I have these friends – smart, accomplished, reasonably self-aware grownups – who a great many people would consider cool, very cool. And yet, these friends are earnestly obsessed with others’ coolness and want “cool” people in their orbits so perhaps that coolness will rub off. Which of course is not cool. What is it about coolness? People are cool (Bowie, Prince, Benicio del Toro, and Charlotte Rampling seem to top a number of lists I looked at.) Things are cool: as of this instant, vinyl, cannabis, koji, local grains, Cuba. And ideas, too: philosophy, localism, and populism (Bernie Sanders and Donald Trump). As a word, “cool” has ebbed and flowed in terms of its own innate “coolness” but the attraction remains. Cool is “hunted”, and its absence sneered at, dismissed.…

The new “new” thing

Posted on May 12, 2016

By Regina Connell Part of alt luxe is the appreciation of the imperfect, the undone, the used. These are states of being and evolution in objects (and people for that matter) that connect you to life, that keep you grounded, open, humble. But what of that in-between state where things aren’t quite so bright shiny and new, but haven’t yet achieved that wabi sabi state of beautiful disrepair: a category into which most of the things, people, and relationships in our lives will fall? We grudgingly look to maintain them, the act a necessary evil in our lives. As a society, we tend to take the same approach. In the West, while we pay lip service to all that lovely wabi-sabiness, we actually worship at the altar of Progress. The New is…
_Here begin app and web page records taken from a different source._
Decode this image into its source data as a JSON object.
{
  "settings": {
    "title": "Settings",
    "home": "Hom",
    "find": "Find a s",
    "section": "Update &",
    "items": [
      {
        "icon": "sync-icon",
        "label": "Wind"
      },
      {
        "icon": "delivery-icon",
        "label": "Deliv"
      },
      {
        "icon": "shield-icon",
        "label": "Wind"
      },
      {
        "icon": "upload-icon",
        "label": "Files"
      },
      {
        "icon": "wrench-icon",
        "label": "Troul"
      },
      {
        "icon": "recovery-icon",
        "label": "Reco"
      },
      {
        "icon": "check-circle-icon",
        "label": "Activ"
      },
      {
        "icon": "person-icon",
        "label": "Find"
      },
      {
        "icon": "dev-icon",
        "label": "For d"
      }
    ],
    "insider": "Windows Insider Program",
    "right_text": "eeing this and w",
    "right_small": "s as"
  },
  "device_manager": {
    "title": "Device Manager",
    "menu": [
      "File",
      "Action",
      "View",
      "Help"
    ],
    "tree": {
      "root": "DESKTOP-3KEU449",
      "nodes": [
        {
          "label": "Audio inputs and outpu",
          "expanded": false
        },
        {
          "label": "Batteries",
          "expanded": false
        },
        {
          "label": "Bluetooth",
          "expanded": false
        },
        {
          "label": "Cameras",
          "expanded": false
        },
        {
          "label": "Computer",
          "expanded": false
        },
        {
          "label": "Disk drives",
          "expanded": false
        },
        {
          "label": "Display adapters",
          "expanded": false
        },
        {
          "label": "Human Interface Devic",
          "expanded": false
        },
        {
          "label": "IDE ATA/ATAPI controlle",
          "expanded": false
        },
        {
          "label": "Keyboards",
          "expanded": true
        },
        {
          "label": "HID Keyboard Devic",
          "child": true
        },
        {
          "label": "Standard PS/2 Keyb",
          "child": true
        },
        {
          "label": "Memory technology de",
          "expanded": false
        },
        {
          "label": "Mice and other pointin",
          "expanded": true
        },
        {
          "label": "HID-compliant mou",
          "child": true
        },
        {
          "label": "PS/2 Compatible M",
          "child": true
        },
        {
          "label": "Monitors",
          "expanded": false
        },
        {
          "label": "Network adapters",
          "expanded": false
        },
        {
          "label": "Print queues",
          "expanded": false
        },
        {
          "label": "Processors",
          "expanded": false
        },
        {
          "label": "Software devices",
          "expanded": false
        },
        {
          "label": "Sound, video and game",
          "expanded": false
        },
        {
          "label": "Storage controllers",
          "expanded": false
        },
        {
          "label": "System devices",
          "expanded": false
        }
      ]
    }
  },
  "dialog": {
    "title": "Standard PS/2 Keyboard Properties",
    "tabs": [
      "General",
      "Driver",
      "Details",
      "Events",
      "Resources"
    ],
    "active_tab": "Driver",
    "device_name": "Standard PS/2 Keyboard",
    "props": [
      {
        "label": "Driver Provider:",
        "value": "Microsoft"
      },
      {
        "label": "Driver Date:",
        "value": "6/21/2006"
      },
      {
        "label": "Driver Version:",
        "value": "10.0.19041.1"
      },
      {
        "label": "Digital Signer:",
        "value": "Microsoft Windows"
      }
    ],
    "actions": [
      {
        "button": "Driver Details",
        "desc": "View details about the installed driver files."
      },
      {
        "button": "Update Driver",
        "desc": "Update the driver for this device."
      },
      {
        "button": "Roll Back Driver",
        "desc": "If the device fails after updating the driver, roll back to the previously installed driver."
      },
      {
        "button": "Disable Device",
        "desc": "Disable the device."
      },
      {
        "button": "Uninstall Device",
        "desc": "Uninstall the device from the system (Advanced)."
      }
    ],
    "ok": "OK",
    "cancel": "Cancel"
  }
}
Peak Curtains

Posted on March 14, 2016

It became a meme a couple of months ago, this notion of “peak curtains”. This pithy phrase came from Steve Howard, IKEA’s head of sustainability, speaking at The Guardian’s Sustainable Business debate. The full quote was, “In the West, we have probably hit peak stuff. We talk about peak oil. I’d say we’ve hit peak red meat, peak sugar, peak stuff … peak home furnishings.” He said the new state of affairs could be called “peak curtains”. Now Mr. Howard went on to laud IKEA’s initiatives to take back and repair product, but what he was saying nonetheless feels true. It’s been an AltLuxe meme for a while, it’s been a nagging worry among manufacturers and retailers – the notion that people particularly millennial – want experiences, not…

Skin deep

Posted on March 14, 2016

Some days, I feel I’m drowning in imagery. It’s not just the time spent in front of my computer or phone that’s the culprit. There’s the extraordinarily good stuff on TV: Netflix and House of Cards and Game of Thrones and Empire and The Americans and Downton Abbey…There are the print magazines with which I’m obsessed …  There’s the constant design image grazing I do for work, the FOMO (as in, “Didn’t you see that great room / sofa / tile installation / wooden spoon on insta?”) and the constant battle to find the right images, get the rights, edit them, get them in … there’s even the beauty of where I live and work – the sunsets, the rain, the interiors, the products, the factory, the ironic streetscapes (or…